» **Supplied data**
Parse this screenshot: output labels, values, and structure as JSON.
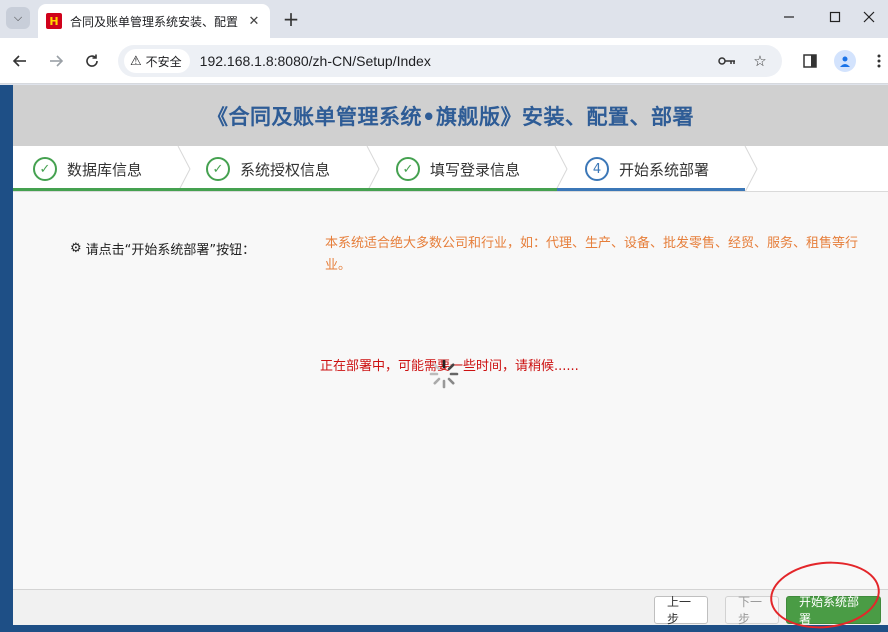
{
  "browser": {
    "tab": {
      "title": "合同及账单管理系统安装、配置",
      "favicon_text": "H"
    },
    "new_tab_symbol": "+",
    "security_label": "不安全",
    "url": "192.168.1.8:8080/zh-CN/Setup/Index"
  },
  "page": {
    "header_title": "《合同及账单管理系统•旗舰版》安装、配置、部署",
    "steps": [
      {
        "label": "数据库信息",
        "state": "done",
        "marker": "✓"
      },
      {
        "label": "系统授权信息",
        "state": "done",
        "marker": "✓"
      },
      {
        "label": "填写登录信息",
        "state": "done",
        "marker": "✓"
      },
      {
        "label": "开始系统部署",
        "state": "current",
        "marker": "4"
      }
    ],
    "prompt": "请点击“开始系统部署”按钮：",
    "notice": "本系统适合绝大多数公司和行业，如：代理、生产、设备、批发零售、经贸、服务、租售等行业。",
    "status": "正在部署中，可能需要一些时间，请稍候......",
    "buttons": {
      "prev": "上一步",
      "next": "下一步",
      "start": "开始系统部署"
    }
  },
  "colors": {
    "title_blue": "#2e5c96",
    "done_green": "#45a150",
    "current_blue": "#3b77b7",
    "notice_orange": "#e67e3a",
    "status_red": "#cc1111",
    "start_green": "#4a9c45",
    "annotation_red": "#e3262a"
  }
}
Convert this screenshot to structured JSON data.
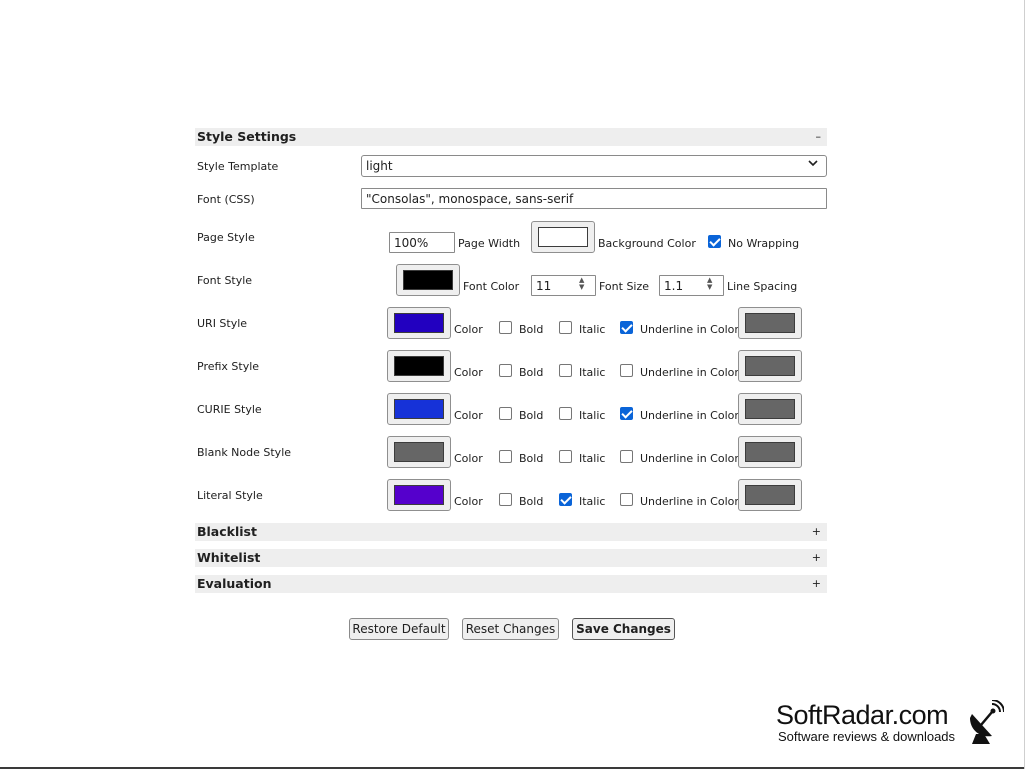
{
  "style_settings": {
    "title": "Style Settings",
    "toggle": "–",
    "style_template": {
      "label": "Style Template",
      "value": "light"
    },
    "font_css": {
      "label": "Font (CSS)",
      "value": "\"Consolas\", monospace, sans-serif"
    },
    "page_style": {
      "label": "Page Style",
      "page_width": "100%",
      "page_width_label": "Page Width",
      "background_color": "#ffffff",
      "background_color_label": "Background Color",
      "no_wrapping_label": "No Wrapping",
      "no_wrapping": true
    },
    "font_style": {
      "label": "Font Style",
      "font_color": "#000000",
      "font_color_label": "Font Color",
      "font_size": "11",
      "font_size_label": "Font Size",
      "line_spacing": "1.1",
      "line_spacing_label": "Line Spacing"
    },
    "option_labels": {
      "color": "Color",
      "bold": "Bold",
      "italic": "Italic",
      "underline": "Underline in Color"
    },
    "styles": [
      {
        "label": "URI Style",
        "color": "#2200c0",
        "bold": false,
        "italic": false,
        "underline": true,
        "underline_color": "#666666"
      },
      {
        "label": "Prefix Style",
        "color": "#000000",
        "bold": false,
        "italic": false,
        "underline": false,
        "underline_color": "#666666"
      },
      {
        "label": "CURIE Style",
        "color": "#1632d8",
        "bold": false,
        "italic": false,
        "underline": true,
        "underline_color": "#666666"
      },
      {
        "label": "Blank Node Style",
        "color": "#666666",
        "bold": false,
        "italic": false,
        "underline": false,
        "underline_color": "#666666"
      },
      {
        "label": "Literal Style",
        "color": "#5500cc",
        "bold": false,
        "italic": true,
        "underline": false,
        "underline_color": "#666666"
      }
    ]
  },
  "collapsed_sections": [
    {
      "title": "Blacklist",
      "toggle": "+"
    },
    {
      "title": "Whitelist",
      "toggle": "+"
    },
    {
      "title": "Evaluation",
      "toggle": "+"
    }
  ],
  "buttons": {
    "restore": "Restore Default",
    "reset": "Reset Changes",
    "save": "Save Changes"
  },
  "watermark": {
    "brand": "SoftRadar.com",
    "tagline": "Software reviews & downloads",
    "icon": "satellite-dish-icon"
  }
}
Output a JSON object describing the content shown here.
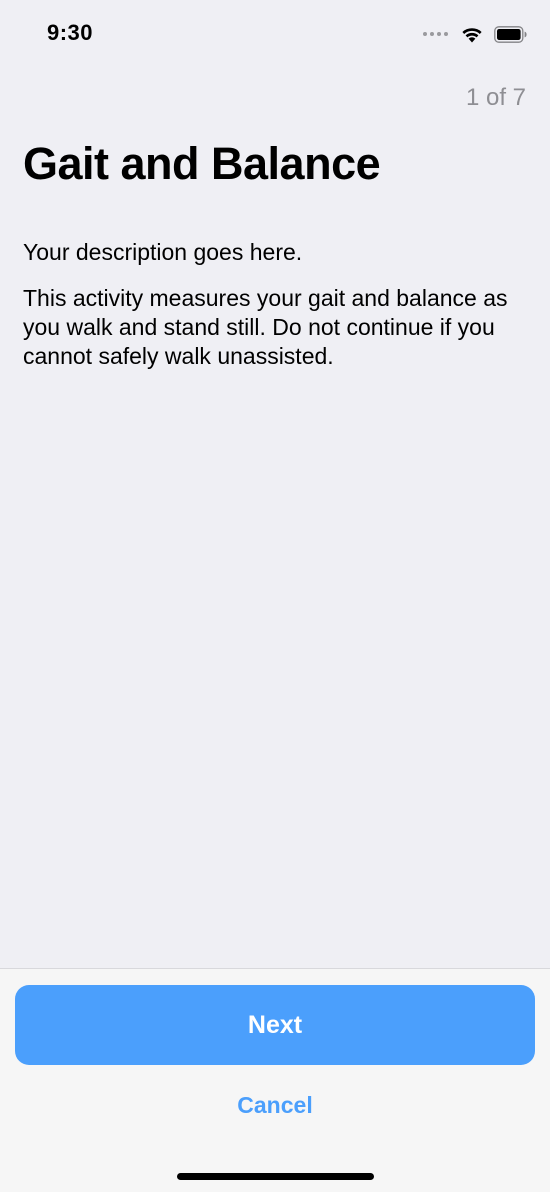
{
  "status_bar": {
    "time": "9:30",
    "icons": [
      "cellular-signal-icon",
      "wifi-icon",
      "battery-icon"
    ]
  },
  "step": {
    "counter": "1 of 7"
  },
  "content": {
    "title": "Gait and Balance",
    "intro": "Your description goes here.",
    "detail": "This activity measures your gait and balance as you walk and stand still. Do not continue if you cannot safely walk unassisted."
  },
  "footer": {
    "next_label": "Next",
    "cancel_label": "Cancel"
  },
  "colors": {
    "background": "#efeff4",
    "accent": "#4b9ffc",
    "secondary_text": "#8e8e93",
    "footer_background": "#f6f6f6"
  }
}
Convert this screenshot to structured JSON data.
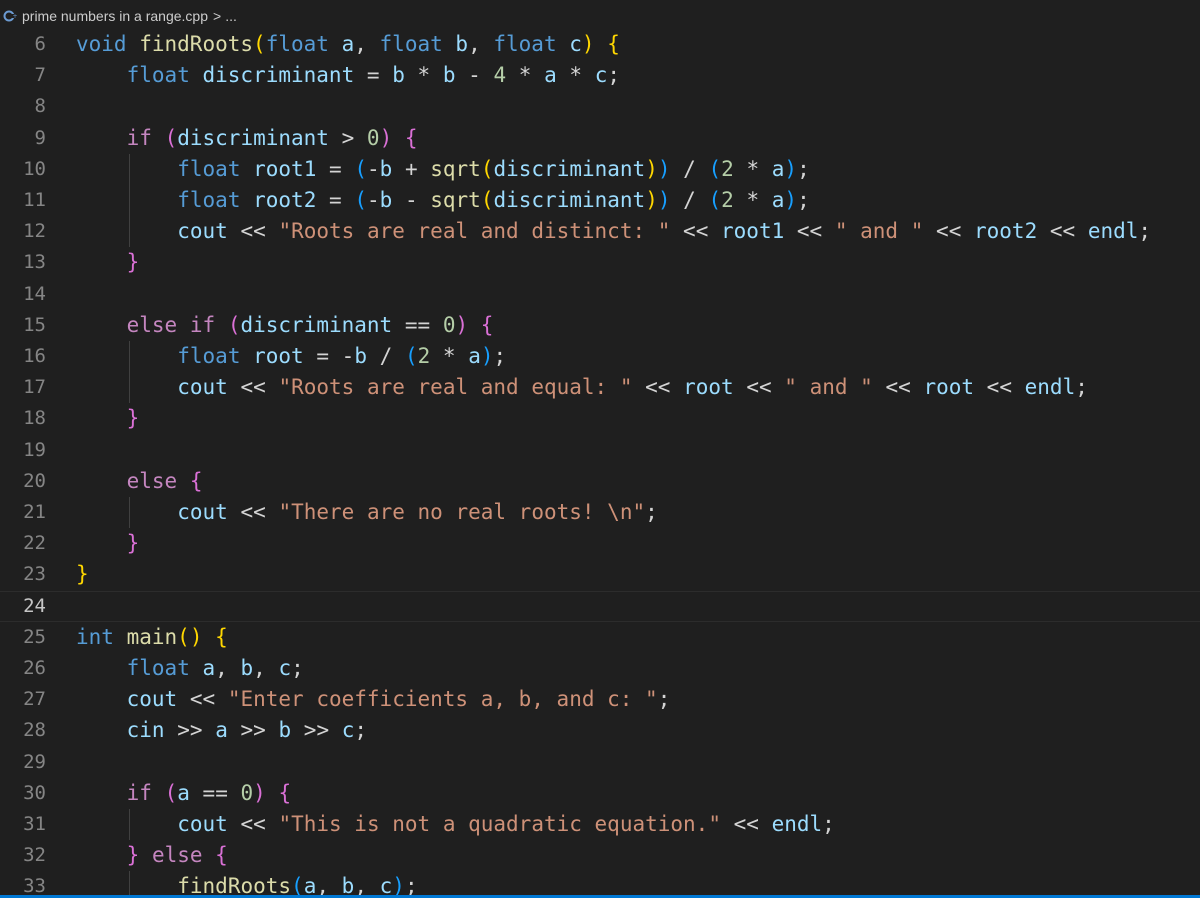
{
  "breadcrumb": {
    "file_icon": "cpp-file-icon",
    "file_name": "prime numbers in a range.cpp",
    "separator": ">",
    "more": "..."
  },
  "editor": {
    "current_line": 24,
    "lines": [
      {
        "n": 6,
        "text": "void findRoots(float a, float b, float c) {"
      },
      {
        "n": 7,
        "text": "    float discriminant = b * b - 4 * a * c;"
      },
      {
        "n": 8,
        "text": ""
      },
      {
        "n": 9,
        "text": "    if (discriminant > 0) {"
      },
      {
        "n": 10,
        "text": "        float root1 = (-b + sqrt(discriminant)) / (2 * a);"
      },
      {
        "n": 11,
        "text": "        float root2 = (-b - sqrt(discriminant)) / (2 * a);"
      },
      {
        "n": 12,
        "text": "        cout << \"Roots are real and distinct: \" << root1 << \" and \" << root2 << endl;"
      },
      {
        "n": 13,
        "text": "    }"
      },
      {
        "n": 14,
        "text": ""
      },
      {
        "n": 15,
        "text": "    else if (discriminant == 0) {"
      },
      {
        "n": 16,
        "text": "        float root = -b / (2 * a);"
      },
      {
        "n": 17,
        "text": "        cout << \"Roots are real and equal: \" << root << \" and \" << root << endl;"
      },
      {
        "n": 18,
        "text": "    }"
      },
      {
        "n": 19,
        "text": ""
      },
      {
        "n": 20,
        "text": "    else {"
      },
      {
        "n": 21,
        "text": "        cout << \"There are no real roots! \\n\";"
      },
      {
        "n": 22,
        "text": "    }"
      },
      {
        "n": 23,
        "text": "}"
      },
      {
        "n": 24,
        "text": ""
      },
      {
        "n": 25,
        "text": "int main() {"
      },
      {
        "n": 26,
        "text": "    float a, b, c;"
      },
      {
        "n": 27,
        "text": "    cout << \"Enter coefficients a, b, and c: \";"
      },
      {
        "n": 28,
        "text": "    cin >> a >> b >> c;"
      },
      {
        "n": 29,
        "text": ""
      },
      {
        "n": 30,
        "text": "    if (a == 0) {"
      },
      {
        "n": 31,
        "text": "        cout << \"This is not a quadratic equation.\" << endl;"
      },
      {
        "n": 32,
        "text": "    } else {"
      },
      {
        "n": 33,
        "text": "        findRoots(a, b, c);"
      }
    ]
  },
  "colors": {
    "background": "#1f1f1f",
    "keyword": "#569cd6",
    "control": "#c586c0",
    "function": "#dcdcaa",
    "variable": "#9cdcfe",
    "string": "#ce9178",
    "number": "#b5cea8",
    "accent": "#0078d4"
  }
}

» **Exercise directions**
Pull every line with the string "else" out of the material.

» **Answer section**
        "text": "    else if (discriminant == 0) {"
        "text": "    else {"
        "text": "    } else {"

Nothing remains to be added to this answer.